Among the entries that follow, find the lines containing the string "this" and copy them.

>>

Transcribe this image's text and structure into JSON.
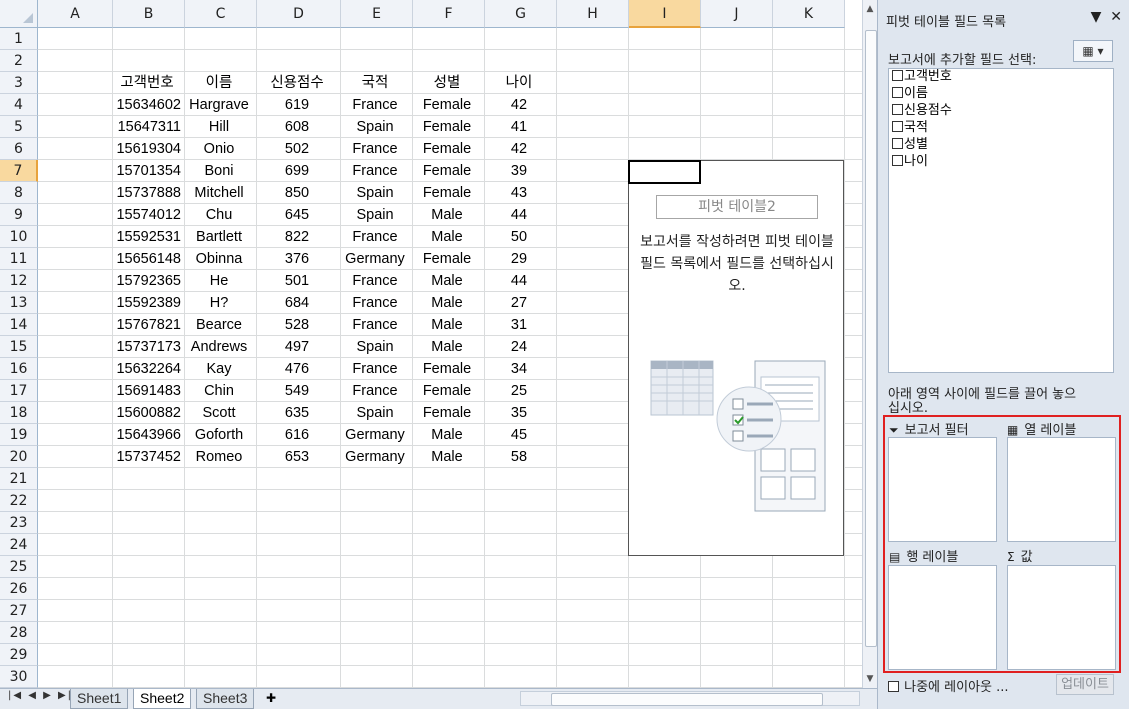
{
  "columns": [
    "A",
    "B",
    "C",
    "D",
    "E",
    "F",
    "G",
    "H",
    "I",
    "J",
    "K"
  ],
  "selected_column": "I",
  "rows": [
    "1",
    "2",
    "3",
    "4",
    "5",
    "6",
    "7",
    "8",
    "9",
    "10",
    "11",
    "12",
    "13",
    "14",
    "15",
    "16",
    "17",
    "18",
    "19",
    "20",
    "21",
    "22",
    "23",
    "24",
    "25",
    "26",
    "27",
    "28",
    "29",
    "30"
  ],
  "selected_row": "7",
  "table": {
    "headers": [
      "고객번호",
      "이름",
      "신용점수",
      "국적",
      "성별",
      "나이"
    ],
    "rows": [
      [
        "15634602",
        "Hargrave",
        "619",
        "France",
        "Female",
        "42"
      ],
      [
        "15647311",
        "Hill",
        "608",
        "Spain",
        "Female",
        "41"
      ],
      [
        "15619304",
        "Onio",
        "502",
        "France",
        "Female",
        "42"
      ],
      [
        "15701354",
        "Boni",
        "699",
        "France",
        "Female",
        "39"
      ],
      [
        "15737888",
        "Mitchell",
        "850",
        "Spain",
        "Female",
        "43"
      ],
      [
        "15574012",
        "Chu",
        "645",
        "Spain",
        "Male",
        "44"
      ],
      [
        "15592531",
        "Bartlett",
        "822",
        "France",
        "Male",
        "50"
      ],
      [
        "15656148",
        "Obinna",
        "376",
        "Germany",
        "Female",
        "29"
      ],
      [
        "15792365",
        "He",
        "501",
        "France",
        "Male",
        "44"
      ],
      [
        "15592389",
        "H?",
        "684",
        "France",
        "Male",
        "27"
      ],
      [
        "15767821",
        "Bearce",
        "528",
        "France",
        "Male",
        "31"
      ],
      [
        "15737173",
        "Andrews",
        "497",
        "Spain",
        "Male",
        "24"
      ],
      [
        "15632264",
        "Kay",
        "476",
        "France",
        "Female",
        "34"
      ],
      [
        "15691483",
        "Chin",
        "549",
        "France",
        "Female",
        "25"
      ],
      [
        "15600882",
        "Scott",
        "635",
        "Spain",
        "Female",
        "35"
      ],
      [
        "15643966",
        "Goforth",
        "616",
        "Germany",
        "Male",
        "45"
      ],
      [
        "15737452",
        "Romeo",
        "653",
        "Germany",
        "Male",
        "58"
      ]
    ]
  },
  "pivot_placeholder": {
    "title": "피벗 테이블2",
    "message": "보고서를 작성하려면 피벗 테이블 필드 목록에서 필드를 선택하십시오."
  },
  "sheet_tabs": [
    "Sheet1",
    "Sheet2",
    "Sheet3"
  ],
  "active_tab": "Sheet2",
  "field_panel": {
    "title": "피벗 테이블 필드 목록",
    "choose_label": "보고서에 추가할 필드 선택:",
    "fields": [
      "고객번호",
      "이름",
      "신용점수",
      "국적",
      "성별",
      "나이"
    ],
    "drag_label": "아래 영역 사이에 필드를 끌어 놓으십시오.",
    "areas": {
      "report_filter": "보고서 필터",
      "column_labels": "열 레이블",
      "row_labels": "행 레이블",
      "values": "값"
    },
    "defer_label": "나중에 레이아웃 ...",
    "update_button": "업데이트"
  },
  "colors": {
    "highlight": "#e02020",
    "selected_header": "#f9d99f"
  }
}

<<
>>

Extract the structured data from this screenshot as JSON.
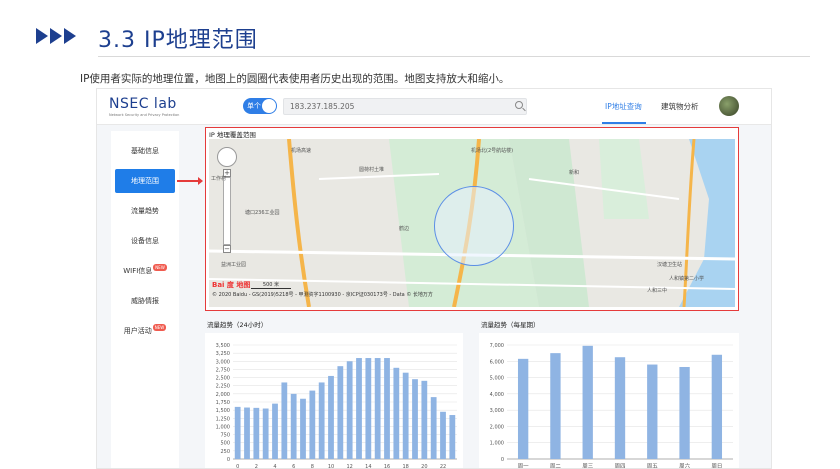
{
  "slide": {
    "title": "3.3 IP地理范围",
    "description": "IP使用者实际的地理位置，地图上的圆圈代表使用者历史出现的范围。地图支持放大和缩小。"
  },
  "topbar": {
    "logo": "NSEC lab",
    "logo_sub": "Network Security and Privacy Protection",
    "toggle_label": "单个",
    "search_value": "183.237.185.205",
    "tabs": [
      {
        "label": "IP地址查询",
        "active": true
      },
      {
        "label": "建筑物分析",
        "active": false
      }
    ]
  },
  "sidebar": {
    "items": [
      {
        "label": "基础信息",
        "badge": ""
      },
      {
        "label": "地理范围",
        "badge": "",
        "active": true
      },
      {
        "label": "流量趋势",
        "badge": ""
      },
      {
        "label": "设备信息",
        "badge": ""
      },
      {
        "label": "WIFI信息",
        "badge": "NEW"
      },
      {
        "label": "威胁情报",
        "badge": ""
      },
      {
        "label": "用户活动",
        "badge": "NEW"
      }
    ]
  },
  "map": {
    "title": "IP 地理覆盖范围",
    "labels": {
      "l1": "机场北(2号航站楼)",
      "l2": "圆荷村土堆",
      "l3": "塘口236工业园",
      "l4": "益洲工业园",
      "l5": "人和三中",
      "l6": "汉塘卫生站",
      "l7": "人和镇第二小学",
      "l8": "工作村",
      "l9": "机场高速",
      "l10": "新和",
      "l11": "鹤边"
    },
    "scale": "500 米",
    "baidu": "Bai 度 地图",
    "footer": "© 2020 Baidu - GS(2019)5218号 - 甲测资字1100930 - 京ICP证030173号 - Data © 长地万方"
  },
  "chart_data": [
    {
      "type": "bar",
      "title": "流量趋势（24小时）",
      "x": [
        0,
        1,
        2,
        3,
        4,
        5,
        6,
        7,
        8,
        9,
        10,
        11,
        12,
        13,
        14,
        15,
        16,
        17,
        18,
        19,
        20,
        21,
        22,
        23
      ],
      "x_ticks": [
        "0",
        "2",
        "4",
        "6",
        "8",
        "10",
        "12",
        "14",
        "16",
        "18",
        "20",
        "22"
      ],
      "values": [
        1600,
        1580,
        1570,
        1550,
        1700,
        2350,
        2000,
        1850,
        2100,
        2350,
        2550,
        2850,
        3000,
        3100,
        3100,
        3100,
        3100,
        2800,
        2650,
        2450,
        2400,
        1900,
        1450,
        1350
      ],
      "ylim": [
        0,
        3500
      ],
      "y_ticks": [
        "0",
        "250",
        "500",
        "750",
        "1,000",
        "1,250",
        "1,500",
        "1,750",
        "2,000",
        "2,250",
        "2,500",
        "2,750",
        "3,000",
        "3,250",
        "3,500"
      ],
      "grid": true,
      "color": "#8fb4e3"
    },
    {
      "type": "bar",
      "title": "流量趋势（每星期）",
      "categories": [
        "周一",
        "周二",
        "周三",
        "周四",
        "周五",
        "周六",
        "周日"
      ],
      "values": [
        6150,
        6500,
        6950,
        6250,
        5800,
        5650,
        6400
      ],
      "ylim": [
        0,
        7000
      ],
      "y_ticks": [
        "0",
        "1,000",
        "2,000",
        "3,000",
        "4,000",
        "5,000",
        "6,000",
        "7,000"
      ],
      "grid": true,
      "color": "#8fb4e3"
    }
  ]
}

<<
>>

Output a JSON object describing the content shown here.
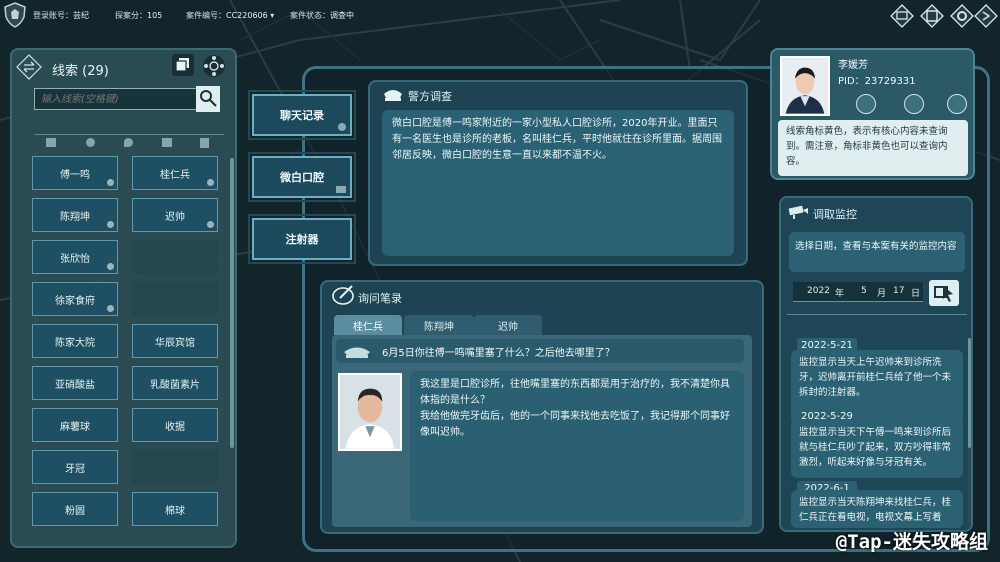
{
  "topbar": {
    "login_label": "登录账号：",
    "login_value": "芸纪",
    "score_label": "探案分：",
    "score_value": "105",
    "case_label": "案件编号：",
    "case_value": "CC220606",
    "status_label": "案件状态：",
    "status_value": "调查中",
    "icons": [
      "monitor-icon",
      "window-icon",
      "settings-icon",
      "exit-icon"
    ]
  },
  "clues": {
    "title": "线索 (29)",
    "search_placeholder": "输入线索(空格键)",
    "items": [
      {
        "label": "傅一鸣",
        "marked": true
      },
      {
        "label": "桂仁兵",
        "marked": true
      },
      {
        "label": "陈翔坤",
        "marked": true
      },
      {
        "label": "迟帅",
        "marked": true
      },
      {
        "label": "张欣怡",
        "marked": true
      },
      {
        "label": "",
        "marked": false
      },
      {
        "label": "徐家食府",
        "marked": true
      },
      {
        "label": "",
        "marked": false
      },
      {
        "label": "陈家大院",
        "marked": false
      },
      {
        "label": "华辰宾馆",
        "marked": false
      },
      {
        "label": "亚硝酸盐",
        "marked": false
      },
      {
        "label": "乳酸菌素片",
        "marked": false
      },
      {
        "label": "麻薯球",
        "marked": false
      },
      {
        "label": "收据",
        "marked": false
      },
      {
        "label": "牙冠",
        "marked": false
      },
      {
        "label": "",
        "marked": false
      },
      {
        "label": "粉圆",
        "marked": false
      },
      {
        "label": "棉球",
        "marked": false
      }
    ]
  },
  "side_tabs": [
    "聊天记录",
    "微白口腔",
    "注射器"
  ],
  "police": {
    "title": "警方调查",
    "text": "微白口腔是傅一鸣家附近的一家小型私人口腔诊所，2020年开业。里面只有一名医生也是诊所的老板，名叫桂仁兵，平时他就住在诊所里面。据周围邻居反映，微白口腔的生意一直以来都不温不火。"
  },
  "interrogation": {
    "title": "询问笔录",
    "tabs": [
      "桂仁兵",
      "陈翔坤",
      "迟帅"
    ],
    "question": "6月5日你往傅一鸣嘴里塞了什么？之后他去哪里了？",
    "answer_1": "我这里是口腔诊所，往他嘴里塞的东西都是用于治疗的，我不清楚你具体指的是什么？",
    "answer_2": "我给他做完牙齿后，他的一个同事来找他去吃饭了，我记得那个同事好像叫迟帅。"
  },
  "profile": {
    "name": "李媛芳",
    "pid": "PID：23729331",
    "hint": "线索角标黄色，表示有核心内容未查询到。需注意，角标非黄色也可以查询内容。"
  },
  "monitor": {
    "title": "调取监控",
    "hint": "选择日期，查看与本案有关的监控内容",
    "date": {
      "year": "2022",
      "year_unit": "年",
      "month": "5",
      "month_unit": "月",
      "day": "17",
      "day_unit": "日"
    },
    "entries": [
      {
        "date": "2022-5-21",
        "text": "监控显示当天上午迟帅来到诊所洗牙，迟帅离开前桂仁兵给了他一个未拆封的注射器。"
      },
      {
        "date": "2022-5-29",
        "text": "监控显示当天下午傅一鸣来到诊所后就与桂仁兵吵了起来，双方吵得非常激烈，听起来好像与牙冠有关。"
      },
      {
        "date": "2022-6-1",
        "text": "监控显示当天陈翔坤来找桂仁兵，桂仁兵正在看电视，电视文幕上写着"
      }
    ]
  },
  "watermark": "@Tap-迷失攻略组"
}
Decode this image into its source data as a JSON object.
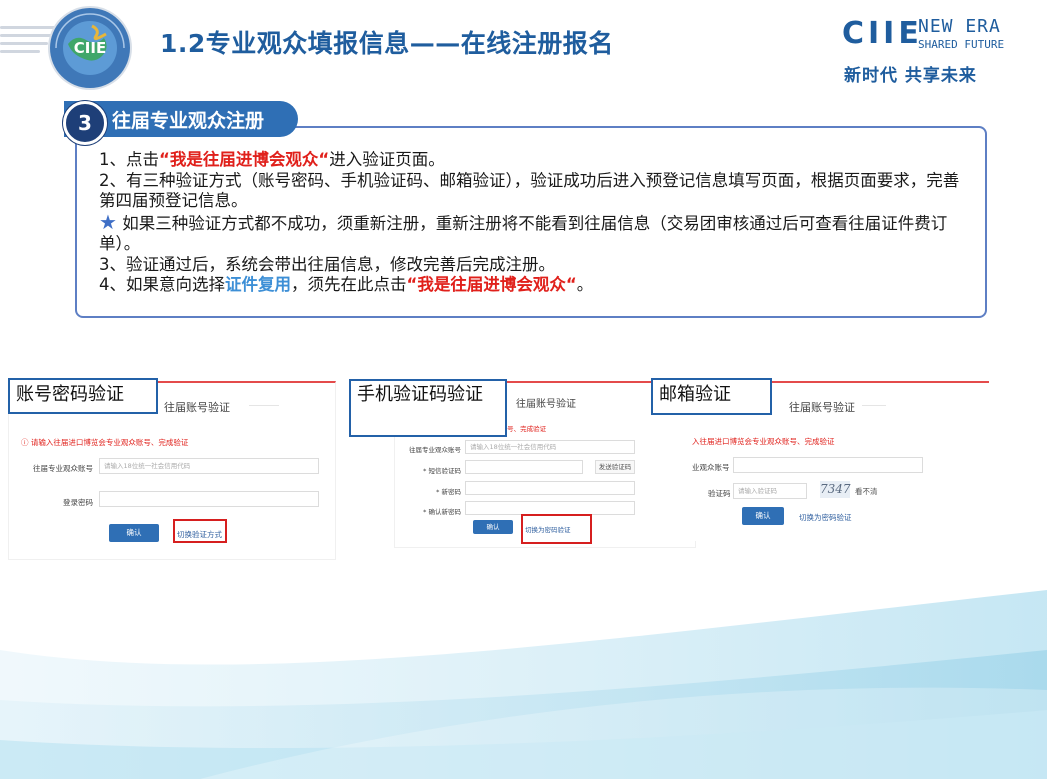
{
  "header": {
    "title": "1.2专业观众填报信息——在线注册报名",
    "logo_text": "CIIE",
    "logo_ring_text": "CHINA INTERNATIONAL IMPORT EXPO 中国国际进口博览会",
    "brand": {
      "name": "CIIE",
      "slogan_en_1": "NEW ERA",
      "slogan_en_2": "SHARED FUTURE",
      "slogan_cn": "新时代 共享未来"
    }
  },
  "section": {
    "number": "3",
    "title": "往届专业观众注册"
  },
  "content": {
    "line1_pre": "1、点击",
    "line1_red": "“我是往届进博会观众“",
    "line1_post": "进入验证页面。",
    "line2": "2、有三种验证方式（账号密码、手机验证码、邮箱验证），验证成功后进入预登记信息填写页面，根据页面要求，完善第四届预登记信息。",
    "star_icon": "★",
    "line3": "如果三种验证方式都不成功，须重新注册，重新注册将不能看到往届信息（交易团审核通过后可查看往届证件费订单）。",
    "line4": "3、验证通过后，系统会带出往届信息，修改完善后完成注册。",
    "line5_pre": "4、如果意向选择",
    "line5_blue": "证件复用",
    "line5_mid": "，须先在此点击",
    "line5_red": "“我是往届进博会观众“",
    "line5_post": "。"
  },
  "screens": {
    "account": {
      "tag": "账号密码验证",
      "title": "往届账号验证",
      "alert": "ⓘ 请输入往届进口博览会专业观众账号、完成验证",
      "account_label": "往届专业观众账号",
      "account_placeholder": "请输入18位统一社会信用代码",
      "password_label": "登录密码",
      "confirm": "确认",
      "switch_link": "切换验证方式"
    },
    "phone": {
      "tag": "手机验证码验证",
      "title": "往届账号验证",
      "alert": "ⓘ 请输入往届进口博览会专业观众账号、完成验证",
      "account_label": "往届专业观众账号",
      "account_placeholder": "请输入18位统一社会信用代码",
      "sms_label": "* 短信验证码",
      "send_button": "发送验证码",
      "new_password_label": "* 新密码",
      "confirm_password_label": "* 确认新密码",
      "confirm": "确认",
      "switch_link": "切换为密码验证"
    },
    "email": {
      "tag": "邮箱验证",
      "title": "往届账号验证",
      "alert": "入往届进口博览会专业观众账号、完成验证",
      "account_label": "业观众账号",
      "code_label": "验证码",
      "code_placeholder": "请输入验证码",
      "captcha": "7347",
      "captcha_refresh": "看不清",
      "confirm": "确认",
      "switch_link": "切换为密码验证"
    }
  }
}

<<

▶ **FINAL ANSWER**
Transcribe this image's text and structure into JSON.
Extract the structured data from this screenshot as JSON.
Decode this image into its source data as a JSON object.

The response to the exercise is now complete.